**Provided entries**:
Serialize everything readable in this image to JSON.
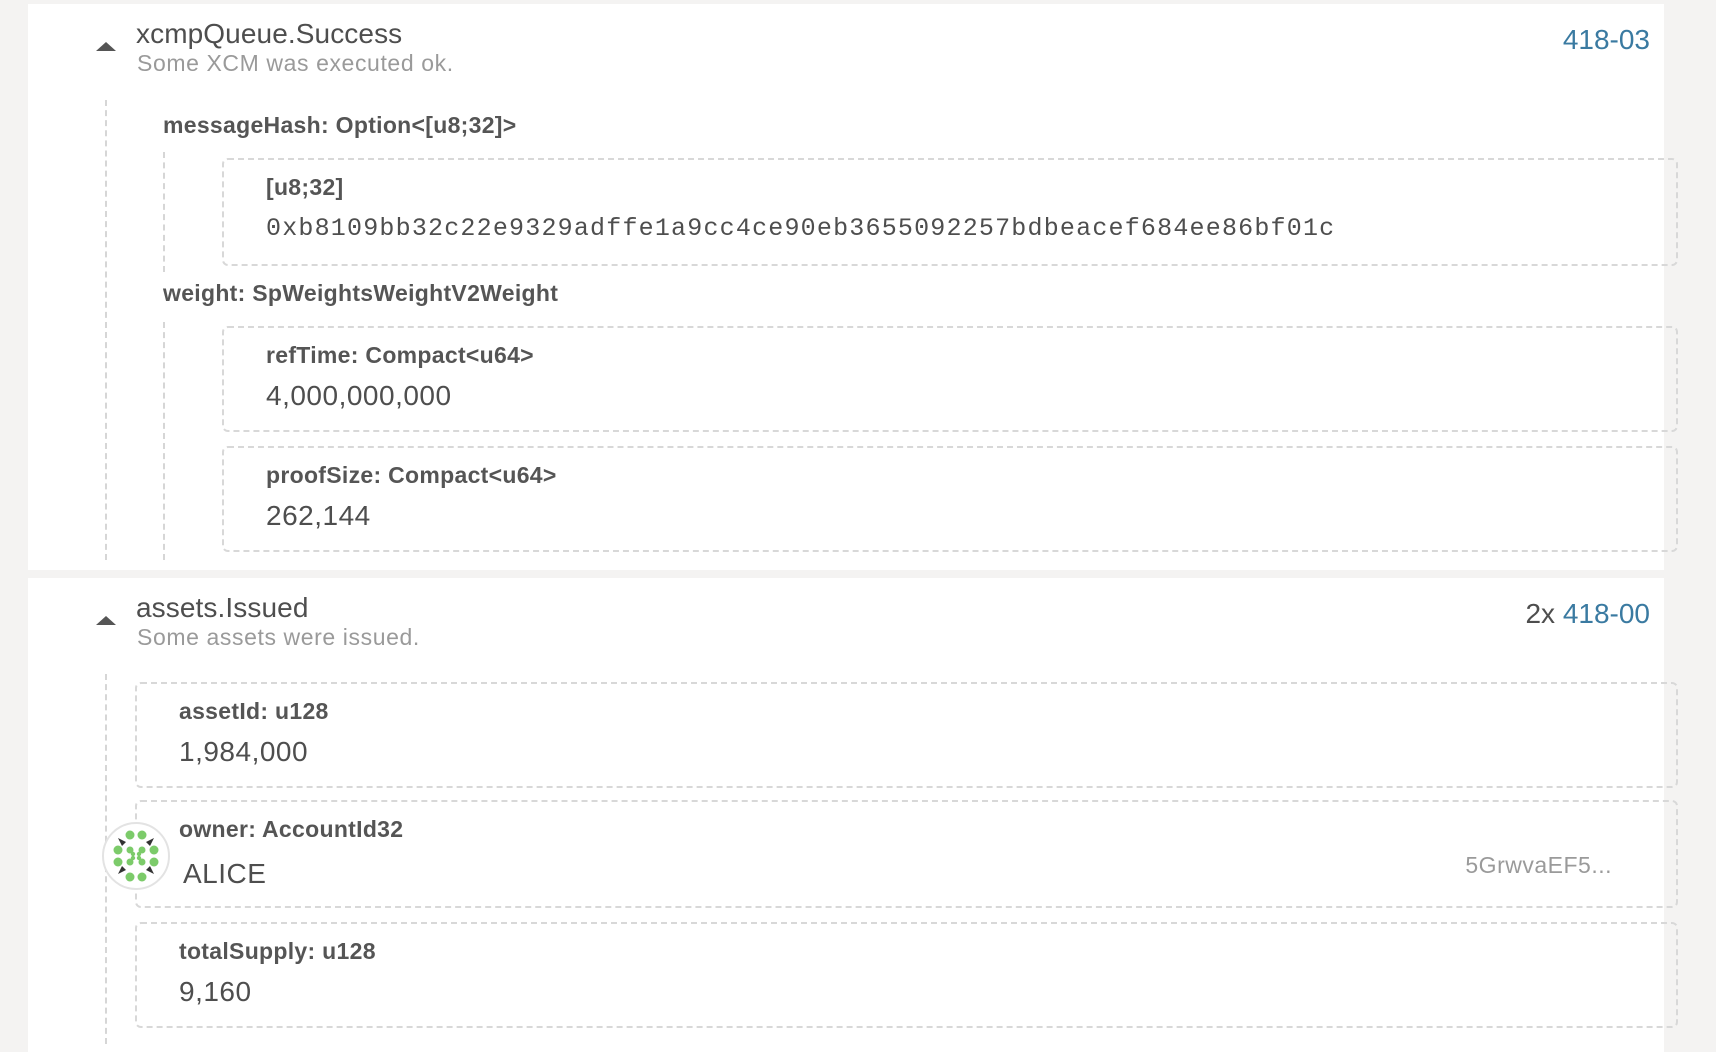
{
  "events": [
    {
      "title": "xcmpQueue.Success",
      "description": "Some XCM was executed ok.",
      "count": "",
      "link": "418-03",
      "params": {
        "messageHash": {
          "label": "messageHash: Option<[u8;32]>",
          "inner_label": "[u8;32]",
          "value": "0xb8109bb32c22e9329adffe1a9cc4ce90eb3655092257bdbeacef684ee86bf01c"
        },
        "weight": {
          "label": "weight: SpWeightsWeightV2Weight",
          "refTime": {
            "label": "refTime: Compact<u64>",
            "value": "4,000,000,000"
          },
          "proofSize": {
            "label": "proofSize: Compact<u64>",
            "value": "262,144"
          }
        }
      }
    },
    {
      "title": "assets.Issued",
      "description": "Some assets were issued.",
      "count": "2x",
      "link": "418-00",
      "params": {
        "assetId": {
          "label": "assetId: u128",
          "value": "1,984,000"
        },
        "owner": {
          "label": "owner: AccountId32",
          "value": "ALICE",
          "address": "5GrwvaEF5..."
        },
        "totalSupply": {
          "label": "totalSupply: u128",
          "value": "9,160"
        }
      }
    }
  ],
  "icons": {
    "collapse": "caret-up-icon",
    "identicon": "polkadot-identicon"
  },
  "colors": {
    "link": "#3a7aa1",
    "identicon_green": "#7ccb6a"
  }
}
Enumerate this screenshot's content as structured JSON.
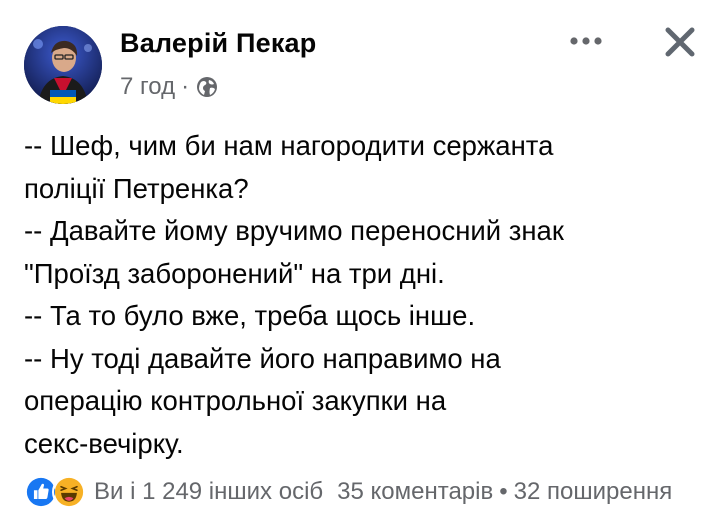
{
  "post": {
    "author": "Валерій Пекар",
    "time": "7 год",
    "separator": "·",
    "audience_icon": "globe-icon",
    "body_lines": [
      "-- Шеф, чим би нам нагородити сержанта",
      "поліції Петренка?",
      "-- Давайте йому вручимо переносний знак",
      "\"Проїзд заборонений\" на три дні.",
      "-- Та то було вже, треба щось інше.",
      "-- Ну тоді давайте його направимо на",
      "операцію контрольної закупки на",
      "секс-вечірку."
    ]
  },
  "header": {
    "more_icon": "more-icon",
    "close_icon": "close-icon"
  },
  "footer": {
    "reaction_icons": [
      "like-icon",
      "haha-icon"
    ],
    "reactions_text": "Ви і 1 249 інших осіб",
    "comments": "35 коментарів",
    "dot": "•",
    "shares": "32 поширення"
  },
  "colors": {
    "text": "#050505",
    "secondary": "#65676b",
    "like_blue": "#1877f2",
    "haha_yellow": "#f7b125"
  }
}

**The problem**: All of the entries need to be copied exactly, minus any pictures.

**Task output**:
Serialize everything readable in this image to JSON.
{
  "events": [
    {
      "title": "xcmpQueue.Success",
      "description": "Some XCM was executed ok.",
      "count": "",
      "link": "418-03",
      "params": {
        "messageHash": {
          "label": "messageHash: Option<[u8;32]>",
          "inner_label": "[u8;32]",
          "value": "0xb8109bb32c22e9329adffe1a9cc4ce90eb3655092257bdbeacef684ee86bf01c"
        },
        "weight": {
          "label": "weight: SpWeightsWeightV2Weight",
          "refTime": {
            "label": "refTime: Compact<u64>",
            "value": "4,000,000,000"
          },
          "proofSize": {
            "label": "proofSize: Compact<u64>",
            "value": "262,144"
          }
        }
      }
    },
    {
      "title": "assets.Issued",
      "description": "Some assets were issued.",
      "count": "2x",
      "link": "418-00",
      "params": {
        "assetId": {
          "label": "assetId: u128",
          "value": "1,984,000"
        },
        "owner": {
          "label": "owner: AccountId32",
          "value": "ALICE",
          "address": "5GrwvaEF5..."
        },
        "totalSupply": {
          "label": "totalSupply: u128",
          "value": "9,160"
        }
      }
    }
  ],
  "icons": {
    "collapse": "caret-up-icon",
    "identicon": "polkadot-identicon"
  },
  "colors": {
    "link": "#3a7aa1",
    "identicon_green": "#7ccb6a"
  }
}
Enumerate this screenshot's content as structured JSON.
{
  "post": {
    "author": "Валерій Пекар",
    "time": "7 год",
    "separator": "·",
    "audience_icon": "globe-icon",
    "body_lines": [
      "-- Шеф, чим би нам нагородити сержанта",
      "поліції Петренка?",
      "-- Давайте йому вручимо переносний знак",
      "\"Проїзд заборонений\" на три дні.",
      "-- Та то було вже, треба щось інше.",
      "-- Ну тоді давайте його направимо на",
      "операцію контрольної закупки на",
      "секс-вечірку."
    ]
  },
  "header": {
    "more_icon": "more-icon",
    "close_icon": "close-icon"
  },
  "footer": {
    "reaction_icons": [
      "like-icon",
      "haha-icon"
    ],
    "reactions_text": "Ви і 1 249 інших осіб",
    "comments": "35 коментарів",
    "dot": "•",
    "shares": "32 поширення"
  },
  "colors": {
    "text": "#050505",
    "secondary": "#65676b",
    "like_blue": "#1877f2",
    "haha_yellow": "#f7b125"
  }
}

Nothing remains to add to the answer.